LEWISTON — There were well over 100 people in the bowling alley and Avery Goulding knew every one of them.

At a high school competition at Sparetime Recreation last week, she was surrounded by mom, dad, grandmother, grandfather, coaches, teammates, friends and children she grew up with.

The 17-year-old from Auburn had just helped the Edward Little High School bowling team beat the defending state champions.

Most of the other teens knew Goulding from years of Saturday-morning youth bowling leagues. She began throwing the ball at the age of 4.

Come fall, Goulding won’t be the fixture at Sparetime that she has been for the past 13 years. She will be bowling 1,400 miles away for the Upper Iowa University Peacocks.

Goulding has signed a National Letter of Intent to bowl for the university’s women’s bowling team after receiving athletic and academic scholarships.

She does as well in the classroom as she does throwing a ball, said her mother, Angeliec Goulding.

College expenses not covered by Upper Iowa scholarships will be paid for with scholarships Goulding earned competing at Junior Gold Championship tournaments across the country.

She has been to four Junior Gold tournaments. One was in Cleveland and another in Dallas, a 33-hour car drive with her mother and father.

Goulding will bowl in another Junior Gold in July in Detroit.

“We travel a lot,” Angeliec Goulding said.

Her father, James Goulding, believes the Junior Gold competition in Dallas is where Peacocks’ bowling coach Nichole DePaul-Miller first got a look at his daughter and recruited her.

“Avery’s mental game is a real strength of hers,” James Goulding said. “You have so much time between shots that you spend a lot of time thinking.”

What happens when Avery throws a bad frame? “She lets it go,” her father said. “She just lets it go and will come back and throw a great shot behind it.”

James Goulding has thrown more than 30 perfect games, but it was his daughter’s first and only 300 that he and his wife remember most.

At the age of 15, Avery became the youngest female bowler in Maine to bowl a perfect 300 game.

“It was an unbelievable moment,” James Goulding said.

“We were crying,” her mother said.

Her father said he was “way more nervous” watching his daughter bowl in the final and 10th frame of her perfect game than he was when he was in her shoes.

“There is nothing as rewarding as bowling is to me,” Avery Goulding said. “Every year, a new bowling ball is the highlight of my Christmas.”

She said she quit bowling for a while when she was 10.

“I tried a few other sports. But no other sport felt the same.
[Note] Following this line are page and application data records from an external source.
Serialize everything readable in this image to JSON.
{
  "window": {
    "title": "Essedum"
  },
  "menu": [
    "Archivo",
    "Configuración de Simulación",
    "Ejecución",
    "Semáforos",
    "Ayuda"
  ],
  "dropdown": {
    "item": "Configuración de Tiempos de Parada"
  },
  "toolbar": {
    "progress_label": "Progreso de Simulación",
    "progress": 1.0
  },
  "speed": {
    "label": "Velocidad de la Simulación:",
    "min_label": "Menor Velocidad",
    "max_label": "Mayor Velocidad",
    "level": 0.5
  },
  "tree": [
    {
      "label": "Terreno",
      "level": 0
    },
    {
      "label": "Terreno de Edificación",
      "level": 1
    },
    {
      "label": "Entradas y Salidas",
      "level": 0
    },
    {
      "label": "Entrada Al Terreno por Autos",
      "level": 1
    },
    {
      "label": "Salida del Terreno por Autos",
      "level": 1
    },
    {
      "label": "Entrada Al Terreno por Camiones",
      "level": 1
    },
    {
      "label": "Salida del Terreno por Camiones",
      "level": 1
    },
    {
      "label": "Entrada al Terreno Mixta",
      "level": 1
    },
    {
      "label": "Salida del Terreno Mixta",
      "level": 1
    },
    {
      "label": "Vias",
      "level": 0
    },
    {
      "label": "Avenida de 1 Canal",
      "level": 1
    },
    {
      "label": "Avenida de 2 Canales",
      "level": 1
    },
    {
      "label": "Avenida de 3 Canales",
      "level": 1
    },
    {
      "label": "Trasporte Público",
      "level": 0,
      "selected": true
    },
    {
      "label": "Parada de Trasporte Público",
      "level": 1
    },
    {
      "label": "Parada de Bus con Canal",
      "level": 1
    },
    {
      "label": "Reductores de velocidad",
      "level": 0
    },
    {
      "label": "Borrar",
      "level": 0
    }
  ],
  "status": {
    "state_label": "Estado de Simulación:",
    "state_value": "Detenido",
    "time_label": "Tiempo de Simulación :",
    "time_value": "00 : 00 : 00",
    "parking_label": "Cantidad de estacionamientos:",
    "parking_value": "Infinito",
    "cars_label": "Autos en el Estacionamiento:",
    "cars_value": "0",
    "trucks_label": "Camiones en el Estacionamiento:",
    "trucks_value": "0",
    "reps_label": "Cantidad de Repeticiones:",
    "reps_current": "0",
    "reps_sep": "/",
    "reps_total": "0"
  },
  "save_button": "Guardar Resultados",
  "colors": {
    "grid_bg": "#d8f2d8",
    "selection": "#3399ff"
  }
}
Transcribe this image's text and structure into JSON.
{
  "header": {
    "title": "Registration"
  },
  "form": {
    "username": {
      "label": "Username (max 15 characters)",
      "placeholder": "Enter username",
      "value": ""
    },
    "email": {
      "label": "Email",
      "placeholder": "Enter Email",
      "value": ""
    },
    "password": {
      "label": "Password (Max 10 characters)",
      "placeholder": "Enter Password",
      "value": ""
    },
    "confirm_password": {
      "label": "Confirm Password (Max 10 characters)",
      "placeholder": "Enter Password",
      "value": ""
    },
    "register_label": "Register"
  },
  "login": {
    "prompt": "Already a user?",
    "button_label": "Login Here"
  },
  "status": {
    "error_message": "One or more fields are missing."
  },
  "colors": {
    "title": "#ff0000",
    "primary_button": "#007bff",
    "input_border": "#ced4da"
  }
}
There was not that sense of community,” she said.

“I am excited to expand my career opportunities,” Goulding said of heading off to bowl and study psychology. “I am a little nervous about getting settled in — more excited than anything else.

“But I love my bowling community here,” she said.

Avery Goulding of Auburn gets a high-five from her high school bowling coach after throwing a good frame at Sparetime Recreation in Lewiston last week. Goulding, 17, received an athletic and academic scholarship to bowl for Upper Iowa University after she graduates from Edward Little High School. (Sun Journal photo by Daryn Slover)

Avery Goulding of Auburn spends time with her high school bowling teammates between frames at Sparetime Recreation in Lewiston. Goulding, 17, received athletic and academic scholarships to bowl for Upper Iowa University after she graduates from Edward Little High School. (Sun Journal photo by Daryn Slover)